YouGov survey notes how Ryanair can improve ‘macho and abrupt’ brand image

James is editor in chief of TechForge Media, with a passion for how technologies influence business and several Mobile World Congress events under his belt. James has interviewed a variety of leading figures in his career, from former Mafia boss Michael Franzese, to Steve Wozniak, and Jean Michel Jarre. James can be found tweeting at @James_T_Bourne.

A report from polling body YouGov has explained how Ryanair can go on its word and improve its “abrupt culture”, as chief executive Michael O’Neill explained it to shareholders last week.

This comes after the airline was voted the worst brand for customer satisfaction by Which? Magazine, which assessed 100 of the UK’s largest companies.

O’Neill told shareholders at the company’s AGM that he was overseeing a revamp of its customer service, including setting up a new team to handle complaint emails. A new Twitter account – @Ryanair – has also been set up.

And according to YouGov founder Stephan Shakespeare, writing for City AM, the budget airline still has a lot of work to do to retain a good brand name and regain lost ground.
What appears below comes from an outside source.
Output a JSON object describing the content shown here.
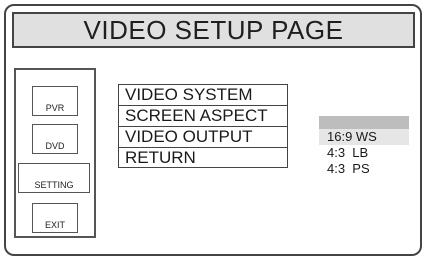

Using the YouGov BrandIndex tool, Shakespeare noted that Ryanair has an index score in Britain of -40.8 – figures undoubtedly in line with the Which? survey.

Looking at other European markets, Ryanair’s score in Germany is -14.5 and -6.4 in France, yet as Shakespeare notes: “In all three markets, it is not a case of where Ryanair is most liked, but rather where it is least disliked.”

Shakespeare added that Ryanair has a UK score of 13.4 in YouGov’s Consderiation metric, which gives a positive outlook from Brits regarding with whom they wish to fly. Yet Easyjet, in comparison, has a score of 34.

“Our research suggests that if the company were to succeed in improving its customers service (and therefore how consumers regard the brand), it could build upon its market position and take its already formidable success to new heights,” Shakespeare noted.

“But in the meantime, it has a lot of work to do.”

What’s your view of this analysis – and how much does customer service and reputation influence your opinion on who you fly with?

View Comments
Leave a comment

Leave a Reply

Your email address will not be published. Required fields are marked *